What to produce | Output the full listing exactly.

Listed records |
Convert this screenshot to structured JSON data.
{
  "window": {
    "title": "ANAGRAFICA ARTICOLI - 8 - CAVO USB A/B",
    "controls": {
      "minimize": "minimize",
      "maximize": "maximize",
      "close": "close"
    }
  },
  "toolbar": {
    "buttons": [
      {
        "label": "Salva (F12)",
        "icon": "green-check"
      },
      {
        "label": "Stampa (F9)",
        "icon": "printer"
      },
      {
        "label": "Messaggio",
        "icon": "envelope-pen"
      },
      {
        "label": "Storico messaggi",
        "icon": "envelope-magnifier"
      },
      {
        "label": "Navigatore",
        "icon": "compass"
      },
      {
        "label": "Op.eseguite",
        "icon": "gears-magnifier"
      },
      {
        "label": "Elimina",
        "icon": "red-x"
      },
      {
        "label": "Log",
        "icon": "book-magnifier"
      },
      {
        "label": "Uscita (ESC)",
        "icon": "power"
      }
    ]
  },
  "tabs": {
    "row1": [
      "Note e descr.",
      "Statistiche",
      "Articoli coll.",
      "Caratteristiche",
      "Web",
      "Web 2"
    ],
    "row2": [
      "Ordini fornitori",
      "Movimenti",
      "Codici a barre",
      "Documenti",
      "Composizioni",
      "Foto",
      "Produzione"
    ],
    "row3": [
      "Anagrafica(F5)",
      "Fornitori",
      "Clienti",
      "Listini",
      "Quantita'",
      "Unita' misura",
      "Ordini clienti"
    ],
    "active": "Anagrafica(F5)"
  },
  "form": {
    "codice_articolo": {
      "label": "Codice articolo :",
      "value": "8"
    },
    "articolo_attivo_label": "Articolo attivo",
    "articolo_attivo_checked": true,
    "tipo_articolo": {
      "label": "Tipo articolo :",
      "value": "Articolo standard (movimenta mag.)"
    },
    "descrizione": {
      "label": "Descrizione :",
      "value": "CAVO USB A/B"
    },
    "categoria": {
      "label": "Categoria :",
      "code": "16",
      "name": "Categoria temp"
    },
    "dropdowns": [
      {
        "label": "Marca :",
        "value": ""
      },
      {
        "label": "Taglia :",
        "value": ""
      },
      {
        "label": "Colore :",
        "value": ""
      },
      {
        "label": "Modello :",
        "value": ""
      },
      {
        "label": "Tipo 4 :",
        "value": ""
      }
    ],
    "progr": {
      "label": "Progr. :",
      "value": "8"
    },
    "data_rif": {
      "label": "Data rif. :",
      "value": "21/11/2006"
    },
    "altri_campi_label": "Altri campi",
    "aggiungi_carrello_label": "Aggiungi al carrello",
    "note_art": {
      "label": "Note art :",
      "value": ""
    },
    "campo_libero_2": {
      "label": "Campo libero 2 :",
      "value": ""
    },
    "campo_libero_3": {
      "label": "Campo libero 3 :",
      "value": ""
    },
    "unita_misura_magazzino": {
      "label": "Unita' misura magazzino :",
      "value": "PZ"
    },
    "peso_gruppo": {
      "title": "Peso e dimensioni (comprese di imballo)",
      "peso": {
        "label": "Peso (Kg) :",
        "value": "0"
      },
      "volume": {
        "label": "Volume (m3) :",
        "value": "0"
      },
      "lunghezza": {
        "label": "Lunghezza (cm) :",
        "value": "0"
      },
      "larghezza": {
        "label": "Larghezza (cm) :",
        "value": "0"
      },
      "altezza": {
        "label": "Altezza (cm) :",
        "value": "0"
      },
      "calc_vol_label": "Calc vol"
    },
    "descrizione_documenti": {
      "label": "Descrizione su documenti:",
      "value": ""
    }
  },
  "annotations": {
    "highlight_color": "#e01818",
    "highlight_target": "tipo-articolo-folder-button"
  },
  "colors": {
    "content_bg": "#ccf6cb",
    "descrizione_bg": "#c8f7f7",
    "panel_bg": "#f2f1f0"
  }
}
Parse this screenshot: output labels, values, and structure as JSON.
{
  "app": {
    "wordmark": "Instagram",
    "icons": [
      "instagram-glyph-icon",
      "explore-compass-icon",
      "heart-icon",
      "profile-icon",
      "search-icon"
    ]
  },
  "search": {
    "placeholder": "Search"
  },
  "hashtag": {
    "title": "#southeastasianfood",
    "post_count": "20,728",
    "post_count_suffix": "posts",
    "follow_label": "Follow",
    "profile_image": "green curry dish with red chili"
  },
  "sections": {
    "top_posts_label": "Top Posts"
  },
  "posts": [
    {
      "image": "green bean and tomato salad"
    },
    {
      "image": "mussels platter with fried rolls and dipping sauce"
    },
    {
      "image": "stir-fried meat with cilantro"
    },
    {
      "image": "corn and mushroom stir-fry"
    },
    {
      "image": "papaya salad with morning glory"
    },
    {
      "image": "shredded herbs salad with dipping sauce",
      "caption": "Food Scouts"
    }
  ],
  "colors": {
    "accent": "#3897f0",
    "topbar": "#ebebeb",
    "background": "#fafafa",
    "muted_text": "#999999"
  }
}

Completed exercise |
Convert this screenshot to structured JSON data.
{
  "window": {
    "title": "ANAGRAFICA ARTICOLI - 8 - CAVO USB A/B",
    "controls": {
      "minimize": "minimize",
      "maximize": "maximize",
      "close": "close"
    }
  },
  "toolbar": {
    "buttons": [
      {
        "label": "Salva (F12)",
        "icon": "green-check"
      },
      {
        "label": "Stampa (F9)",
        "icon": "printer"
      },
      {
        "label": "Messaggio",
        "icon": "envelope-pen"
      },
      {
        "label": "Storico messaggi",
        "icon": "envelope-magnifier"
      },
      {
        "label": "Navigatore",
        "icon": "compass"
      },
      {
        "label": "Op.eseguite",
        "icon": "gears-magnifier"
      },
      {
        "label": "Elimina",
        "icon": "red-x"
      },
      {
        "label": "Log",
        "icon": "book-magnifier"
      },
      {
        "label": "Uscita (ESC)",
        "icon": "power"
      }
    ]
  },
  "tabs": {
    "row1": [
      "Note e descr.",
      "Statistiche",
      "Articoli coll.",
      "Caratteristiche",
      "Web",
      "Web 2"
    ],
    "row2": [
      "Ordini fornitori",
      "Movimenti",
      "Codici a barre",
      "Documenti",
      "Composizioni",
      "Foto",
      "Produzione"
    ],
    "row3": [
      "Anagrafica(F5)",
      "Fornitori",
      "Clienti",
      "Listini",
      "Quantita'",
      "Unita' misura",
      "Ordini clienti"
    ],
    "active": "Anagrafica(F5)"
  },
  "form": {
    "codice_articolo": {
      "label": "Codice articolo :",
      "value": "8"
    },
    "articolo_attivo_label": "Articolo attivo",
    "articolo_attivo_checked": true,
    "tipo_articolo": {
      "label": "Tipo articolo :",
      "value": "Articolo standard (movimenta mag.)"
    },
    "descrizione": {
      "label": "Descrizione :",
      "value": "CAVO USB A/B"
    },
    "categoria": {
      "label": "Categoria :",
      "code": "16",
      "name": "Categoria temp"
    },
    "dropdowns": [
      {
        "label": "Marca :",
        "value": ""
      },
      {
        "label": "Taglia :",
        "value": ""
      },
      {
        "label": "Colore :",
        "value": ""
      },
      {
        "label": "Modello :",
        "value": ""
      },
      {
        "label": "Tipo 4 :",
        "value": ""
      }
    ],
    "progr": {
      "label": "Progr. :",
      "value": "8"
    },
    "data_rif": {
      "label": "Data rif. :",
      "value": "21/11/2006"
    },
    "altri_campi_label": "Altri campi",
    "aggiungi_carrello_label": "Aggiungi al carrello",
    "note_art": {
      "label": "Note art :",
      "value": ""
    },
    "campo_libero_2": {
      "label": "Campo libero 2 :",
      "value": ""
    },
    "campo_libero_3": {
      "label": "Campo libero 3 :",
      "value": ""
    },
    "unita_misura_magazzino": {
      "label": "Unita' misura magazzino :",
      "value": "PZ"
    },
    "peso_gruppo": {
      "title": "Peso e dimensioni (comprese di imballo)",
      "peso": {
        "label": "Peso (Kg) :",
        "value": "0"
      },
      "volume": {
        "label": "Volume (m3) :",
        "value": "0"
      },
      "lunghezza": {
        "label": "Lunghezza (cm) :",
        "value": "0"
      },
      "larghezza": {
        "label": "Larghezza (cm) :",
        "value": "0"
      },
      "altezza": {
        "label": "Altezza (cm) :",
        "value": "0"
      },
      "calc_vol_label": "Calc vol"
    },
    "descrizione_documenti": {
      "label": "Descrizione su documenti:",
      "value": ""
    }
  },
  "annotations": {
    "highlight_color": "#e01818",
    "highlight_target": "tipo-articolo-folder-button"
  },
  "colors": {
    "content_bg": "#ccf6cb",
    "descrizione_bg": "#c8f7f7",
    "panel_bg": "#f2f1f0"
  }
}
Parse this screenshot: output labels, values, and structure as JSON.
{
  "app": {
    "wordmark": "Instagram",
    "icons": [
      "instagram-glyph-icon",
      "explore-compass-icon",
      "heart-icon",
      "profile-icon",
      "search-icon"
    ]
  },
  "search": {
    "placeholder": "Search"
  },
  "hashtag": {
    "title": "#southeastasianfood",
    "post_count": "20,728",
    "post_count_suffix": "posts",
    "follow_label": "Follow",
    "profile_image": "green curry dish with red chili"
  },
  "sections": {
    "top_posts_label": "Top Posts"
  },
  "posts": [
    {
      "image": "green bean and tomato salad"
    },
    {
      "image": "mussels platter with fried rolls and dipping sauce"
    },
    {
      "image": "stir-fried meat with cilantro"
    },
    {
      "image": "corn and mushroom stir-fry"
    },
    {
      "image": "papaya salad with morning glory"
    },
    {
      "image": "shredded herbs salad with dipping sauce",
      "caption": "Food Scouts"
    }
  ],
  "colors": {
    "accent": "#3897f0",
    "topbar": "#ebebeb",
    "background": "#fafafa",
    "muted_text": "#999999"
  }
}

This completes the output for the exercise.